START Supplied records

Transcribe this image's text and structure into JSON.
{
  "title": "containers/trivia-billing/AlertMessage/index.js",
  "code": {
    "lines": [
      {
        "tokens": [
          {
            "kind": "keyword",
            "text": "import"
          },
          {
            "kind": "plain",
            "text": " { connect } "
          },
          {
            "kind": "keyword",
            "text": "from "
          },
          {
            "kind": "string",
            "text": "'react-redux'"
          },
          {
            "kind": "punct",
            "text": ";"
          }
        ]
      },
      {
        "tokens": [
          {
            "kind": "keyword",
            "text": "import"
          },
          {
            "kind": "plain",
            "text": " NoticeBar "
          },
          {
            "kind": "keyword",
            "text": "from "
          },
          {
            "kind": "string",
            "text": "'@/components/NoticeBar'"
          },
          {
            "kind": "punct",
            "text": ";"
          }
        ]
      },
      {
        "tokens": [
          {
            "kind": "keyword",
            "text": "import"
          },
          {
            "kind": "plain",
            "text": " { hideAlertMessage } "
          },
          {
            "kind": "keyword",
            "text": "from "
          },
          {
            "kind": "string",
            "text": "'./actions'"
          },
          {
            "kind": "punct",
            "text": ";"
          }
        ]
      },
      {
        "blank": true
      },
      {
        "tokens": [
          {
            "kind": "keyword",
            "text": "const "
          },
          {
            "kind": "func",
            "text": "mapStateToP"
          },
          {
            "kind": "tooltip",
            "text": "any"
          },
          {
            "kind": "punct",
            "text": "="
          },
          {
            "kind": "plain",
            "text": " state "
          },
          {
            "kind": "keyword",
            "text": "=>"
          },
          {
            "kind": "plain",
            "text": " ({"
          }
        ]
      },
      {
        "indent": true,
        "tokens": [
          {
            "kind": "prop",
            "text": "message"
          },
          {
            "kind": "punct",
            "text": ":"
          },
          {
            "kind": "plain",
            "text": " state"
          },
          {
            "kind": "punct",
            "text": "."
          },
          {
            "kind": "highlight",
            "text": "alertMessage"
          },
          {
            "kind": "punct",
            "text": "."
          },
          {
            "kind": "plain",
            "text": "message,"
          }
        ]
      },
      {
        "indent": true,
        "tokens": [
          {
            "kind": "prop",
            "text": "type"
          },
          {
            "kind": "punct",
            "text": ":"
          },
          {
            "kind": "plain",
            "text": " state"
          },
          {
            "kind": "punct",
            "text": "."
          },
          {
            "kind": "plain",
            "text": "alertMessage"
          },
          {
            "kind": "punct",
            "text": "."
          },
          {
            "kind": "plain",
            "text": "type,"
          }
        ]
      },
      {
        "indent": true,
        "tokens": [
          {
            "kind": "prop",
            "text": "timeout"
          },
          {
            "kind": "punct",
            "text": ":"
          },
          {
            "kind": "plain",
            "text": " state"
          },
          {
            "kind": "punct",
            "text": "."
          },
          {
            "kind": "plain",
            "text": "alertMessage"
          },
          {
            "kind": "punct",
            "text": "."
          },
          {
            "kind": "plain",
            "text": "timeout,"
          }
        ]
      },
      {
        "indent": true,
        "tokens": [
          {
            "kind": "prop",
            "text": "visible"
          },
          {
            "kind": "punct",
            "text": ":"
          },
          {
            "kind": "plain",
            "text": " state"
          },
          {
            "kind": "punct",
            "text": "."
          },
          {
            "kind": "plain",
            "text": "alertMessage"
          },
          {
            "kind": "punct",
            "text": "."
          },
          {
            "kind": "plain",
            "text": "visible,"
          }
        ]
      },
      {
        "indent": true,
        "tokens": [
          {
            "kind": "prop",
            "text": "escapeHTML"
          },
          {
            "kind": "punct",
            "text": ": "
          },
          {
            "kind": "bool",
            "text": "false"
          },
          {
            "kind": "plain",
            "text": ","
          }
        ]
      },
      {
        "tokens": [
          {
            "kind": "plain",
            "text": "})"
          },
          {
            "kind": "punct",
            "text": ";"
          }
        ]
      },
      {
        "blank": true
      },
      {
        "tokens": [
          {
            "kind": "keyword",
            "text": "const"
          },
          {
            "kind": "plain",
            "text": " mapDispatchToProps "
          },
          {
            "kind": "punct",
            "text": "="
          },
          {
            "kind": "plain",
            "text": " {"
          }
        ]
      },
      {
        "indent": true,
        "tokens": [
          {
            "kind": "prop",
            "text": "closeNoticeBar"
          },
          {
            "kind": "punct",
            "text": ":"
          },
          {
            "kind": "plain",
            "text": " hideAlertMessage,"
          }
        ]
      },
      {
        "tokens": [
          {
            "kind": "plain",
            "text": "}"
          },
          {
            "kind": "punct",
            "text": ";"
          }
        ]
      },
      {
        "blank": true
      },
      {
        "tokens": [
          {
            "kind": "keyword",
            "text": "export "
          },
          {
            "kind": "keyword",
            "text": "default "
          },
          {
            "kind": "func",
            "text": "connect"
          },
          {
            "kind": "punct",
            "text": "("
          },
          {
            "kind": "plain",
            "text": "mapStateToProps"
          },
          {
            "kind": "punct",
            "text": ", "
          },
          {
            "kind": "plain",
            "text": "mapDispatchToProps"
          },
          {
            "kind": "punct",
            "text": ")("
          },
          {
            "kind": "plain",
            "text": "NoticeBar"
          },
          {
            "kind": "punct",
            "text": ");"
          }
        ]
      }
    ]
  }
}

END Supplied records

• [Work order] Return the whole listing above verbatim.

• [Completed task]
Transcribe this image's text and structure into JSON.
{
  "title": "containers/trivia-billing/AlertMessage/index.js",
  "code": {
    "lines": [
      {
        "tokens": [
          {
            "kind": "keyword",
            "text": "import"
          },
          {
            "kind": "plain",
            "text": " { connect } "
          },
          {
            "kind": "keyword",
            "text": "from "
          },
          {
            "kind": "string",
            "text": "'react-redux'"
          },
          {
            "kind": "punct",
            "text": ";"
          }
        ]
      },
      {
        "tokens": [
          {
            "kind": "keyword",
            "text": "import"
          },
          {
            "kind": "plain",
            "text": " NoticeBar "
          },
          {
            "kind": "keyword",
            "text": "from "
          },
          {
            "kind": "string",
            "text": "'@/components/NoticeBar'"
          },
          {
            "kind": "punct",
            "text": ";"
          }
        ]
      },
      {
        "tokens": [
          {
            "kind": "keyword",
            "text": "import"
          },
          {
            "kind": "plain",
            "text": " { hideAlertMessage } "
          },
          {
            "kind": "keyword",
            "text": "from "
          },
          {
            "kind": "string",
            "text": "'./actions'"
          },
          {
            "kind": "punct",
            "text": ";"
          }
        ]
      },
      {
        "blank": true
      },
      {
        "tokens": [
          {
            "kind": "keyword",
            "text": "const "
          },
          {
            "kind": "func",
            "text": "mapStateToP"
          },
          {
            "kind": "tooltip",
            "text": "any"
          },
          {
            "kind": "punct",
            "text": "="
          },
          {
            "kind": "plain",
            "text": " state "
          },
          {
            "kind": "keyword",
            "text": "=>"
          },
          {
            "kind": "plain",
            "text": " ({"
          }
        ]
      },
      {
        "indent": true,
        "tokens": [
          {
            "kind": "prop",
            "text": "message"
          },
          {
            "kind": "punct",
            "text": ":"
          },
          {
            "kind": "plain",
            "text": " state"
          },
          {
            "kind": "punct",
            "text": "."
          },
          {
            "kind": "highlight",
            "text": "alertMessage"
          },
          {
            "kind": "punct",
            "text": "."
          },
          {
            "kind": "plain",
            "text": "message,"
          }
        ]
      },
      {
        "indent": true,
        "tokens": [
          {
            "kind": "prop",
            "text": "type"
          },
          {
            "kind": "punct",
            "text": ":"
          },
          {
            "kind": "plain",
            "text": " state"
          },
          {
            "kind": "punct",
            "text": "."
          },
          {
            "kind": "plain",
            "text": "alertMessage"
          },
          {
            "kind": "punct",
            "text": "."
          },
          {
            "kind": "plain",
            "text": "type,"
          }
        ]
      },
      {
        "indent": true,
        "tokens": [
          {
            "kind": "prop",
            "text": "timeout"
          },
          {
            "kind": "punct",
            "text": ":"
          },
          {
            "kind": "plain",
            "text": " state"
          },
          {
            "kind": "punct",
            "text": "."
          },
          {
            "kind": "plain",
            "text": "alertMessage"
          },
          {
            "kind": "punct",
            "text": "."
          },
          {
            "kind": "plain",
            "text": "timeout,"
          }
        ]
      },
      {
        "indent": true,
        "tokens": [
          {
            "kind": "prop",
            "text": "visible"
          },
          {
            "kind": "punct",
            "text": ":"
          },
          {
            "kind": "plain",
            "text": " state"
          },
          {
            "kind": "punct",
            "text": "."
          },
          {
            "kind": "plain",
            "text": "alertMessage"
          },
          {
            "kind": "punct",
            "text": "."
          },
          {
            "kind": "plain",
            "text": "visible,"
          }
        ]
      },
      {
        "indent": true,
        "tokens": [
          {
            "kind": "prop",
            "text": "escapeHTML"
          },
          {
            "kind": "punct",
            "text": ": "
          },
          {
            "kind": "bool",
            "text": "false"
          },
          {
            "kind": "plain",
            "text": ","
          }
        ]
      },
      {
        "tokens": [
          {
            "kind": "plain",
            "text": "})"
          },
          {
            "kind": "punct",
            "text": ";"
          }
        ]
      },
      {
        "blank": true
      },
      {
        "tokens": [
          {
            "kind": "keyword",
            "text": "const"
          },
          {
            "kind": "plain",
            "text": " mapDispatchToProps "
          },
          {
            "kind": "punct",
            "text": "="
          },
          {
            "kind": "plain",
            "text": " {"
          }
        ]
      },
      {
        "indent": true,
        "tokens": [
          {
            "kind": "prop",
            "text": "closeNoticeBar"
          },
          {
            "kind": "punct",
            "text": ":"
          },
          {
            "kind": "plain",
            "text": " hideAlertMessage,"
          }
        ]
      },
      {
        "tokens": [
          {
            "kind": "plain",
            "text": "}"
          },
          {
            "kind": "punct",
            "text": ";"
          }
        ]
      },
      {
        "blank": true
      },
      {
        "tokens": [
          {
            "kind": "keyword",
            "text": "export "
          },
          {
            "kind": "keyword",
            "text": "default "
          },
          {
            "kind": "func",
            "text": "connect"
          },
          {
            "kind": "punct",
            "text": "("
          },
          {
            "kind": "plain",
            "text": "mapStateToProps"
          },
          {
            "kind": "punct",
            "text": ", "
          },
          {
            "kind": "plain",
            "text": "mapDispatchToProps"
          },
          {
            "kind": "punct",
            "text": ")("
          },
          {
            "kind": "plain",
            "text": "NoticeBar"
          },
          {
            "kind": "punct",
            "text": ");"
          }
        ]
      }
    ]
  }
}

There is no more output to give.